Thanks for your thoughts John!

Yep. That’s why it’s been so hard to define. A binary distinction doesn’t work.
Perhaps eventually it is better to phrase as made/finished “using ACES components” vs being an “ACES show”. Though ACES allows for “vanilla” ACES workflows, there is still plenty of reasons why hybrid workflows utilizing ACES components might be the more prevalent reality.

I was previously going to chime in and make the argument that working space or grading space used should probably have the smallest impact on whether a production is qualified or disqualified as being “ACES”. For very practical reasons, one might want to jump in and out of various “working spaces” depending on the type of operation they are doing. If someone needs or wants to convert their data into any form ephemerally to make adjustments, I see no problem with that.
Furthermore, we sort of already opened the system to this when ACES introduced a second “ACES” grading space option with ACEScct. By allowing an option of working space, it now requires tracking of the grading space - so no need for it to be restricted to either of the two ACES choices.


Here is the Strawman for ACES List and ACES end ‘bug’ that we discussed in today’s meeting (8/30/22).
Comments welcome!!
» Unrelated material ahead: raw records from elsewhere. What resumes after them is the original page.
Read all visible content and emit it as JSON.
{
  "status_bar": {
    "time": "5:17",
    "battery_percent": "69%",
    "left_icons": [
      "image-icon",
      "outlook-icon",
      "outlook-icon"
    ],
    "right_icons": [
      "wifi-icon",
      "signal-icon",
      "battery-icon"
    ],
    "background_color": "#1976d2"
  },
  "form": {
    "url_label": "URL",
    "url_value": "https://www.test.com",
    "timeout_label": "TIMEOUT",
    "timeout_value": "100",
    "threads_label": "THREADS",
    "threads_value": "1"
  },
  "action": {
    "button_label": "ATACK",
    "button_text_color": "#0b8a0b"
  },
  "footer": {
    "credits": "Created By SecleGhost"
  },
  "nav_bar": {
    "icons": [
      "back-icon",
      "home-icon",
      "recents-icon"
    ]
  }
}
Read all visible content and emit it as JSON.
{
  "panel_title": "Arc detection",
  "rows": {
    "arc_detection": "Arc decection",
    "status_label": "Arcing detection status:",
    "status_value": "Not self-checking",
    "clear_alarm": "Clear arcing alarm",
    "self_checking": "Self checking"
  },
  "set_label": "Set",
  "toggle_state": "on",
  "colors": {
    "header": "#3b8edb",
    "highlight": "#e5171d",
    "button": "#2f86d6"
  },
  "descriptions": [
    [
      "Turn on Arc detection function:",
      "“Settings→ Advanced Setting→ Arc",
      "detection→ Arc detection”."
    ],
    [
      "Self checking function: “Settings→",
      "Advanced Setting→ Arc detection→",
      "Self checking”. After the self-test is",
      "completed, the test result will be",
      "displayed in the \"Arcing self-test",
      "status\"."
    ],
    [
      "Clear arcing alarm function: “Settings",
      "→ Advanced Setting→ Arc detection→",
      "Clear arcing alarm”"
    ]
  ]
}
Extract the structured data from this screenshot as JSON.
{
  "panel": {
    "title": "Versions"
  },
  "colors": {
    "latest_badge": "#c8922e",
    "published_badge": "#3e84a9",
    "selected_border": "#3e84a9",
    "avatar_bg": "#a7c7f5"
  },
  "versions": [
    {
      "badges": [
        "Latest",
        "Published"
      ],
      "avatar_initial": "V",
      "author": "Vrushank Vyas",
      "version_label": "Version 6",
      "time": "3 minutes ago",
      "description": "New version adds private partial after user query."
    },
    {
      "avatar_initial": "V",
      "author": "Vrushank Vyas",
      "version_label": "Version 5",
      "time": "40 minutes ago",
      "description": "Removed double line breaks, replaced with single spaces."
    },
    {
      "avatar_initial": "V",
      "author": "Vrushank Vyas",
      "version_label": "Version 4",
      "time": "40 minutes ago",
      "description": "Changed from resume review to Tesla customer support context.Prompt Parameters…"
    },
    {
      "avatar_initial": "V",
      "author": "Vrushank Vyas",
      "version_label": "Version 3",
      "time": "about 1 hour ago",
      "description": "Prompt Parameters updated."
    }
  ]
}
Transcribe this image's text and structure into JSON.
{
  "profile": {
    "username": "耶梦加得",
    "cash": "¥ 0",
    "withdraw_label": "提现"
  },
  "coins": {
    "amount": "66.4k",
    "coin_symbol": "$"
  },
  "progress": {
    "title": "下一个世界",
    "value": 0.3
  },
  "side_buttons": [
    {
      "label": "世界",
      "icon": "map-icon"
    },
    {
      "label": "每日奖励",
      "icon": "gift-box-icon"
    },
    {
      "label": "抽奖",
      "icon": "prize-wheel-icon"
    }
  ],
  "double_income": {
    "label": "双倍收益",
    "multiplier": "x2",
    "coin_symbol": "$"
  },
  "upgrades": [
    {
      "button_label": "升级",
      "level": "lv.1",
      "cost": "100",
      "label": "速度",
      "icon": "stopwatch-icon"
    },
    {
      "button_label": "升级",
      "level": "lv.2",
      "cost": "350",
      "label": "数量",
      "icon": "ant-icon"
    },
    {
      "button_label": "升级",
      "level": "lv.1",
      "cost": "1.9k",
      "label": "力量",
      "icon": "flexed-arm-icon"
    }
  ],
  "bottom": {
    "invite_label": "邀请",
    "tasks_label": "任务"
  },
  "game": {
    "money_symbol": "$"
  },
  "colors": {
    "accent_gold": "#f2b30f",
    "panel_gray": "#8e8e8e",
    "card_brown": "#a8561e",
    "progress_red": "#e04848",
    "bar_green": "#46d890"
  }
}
This Strawman has been revised to address issues brought up in last week’s meeting. Items that are underlined are issues that we don’t yet have consensus on (at least in my opinion).

Comments invited!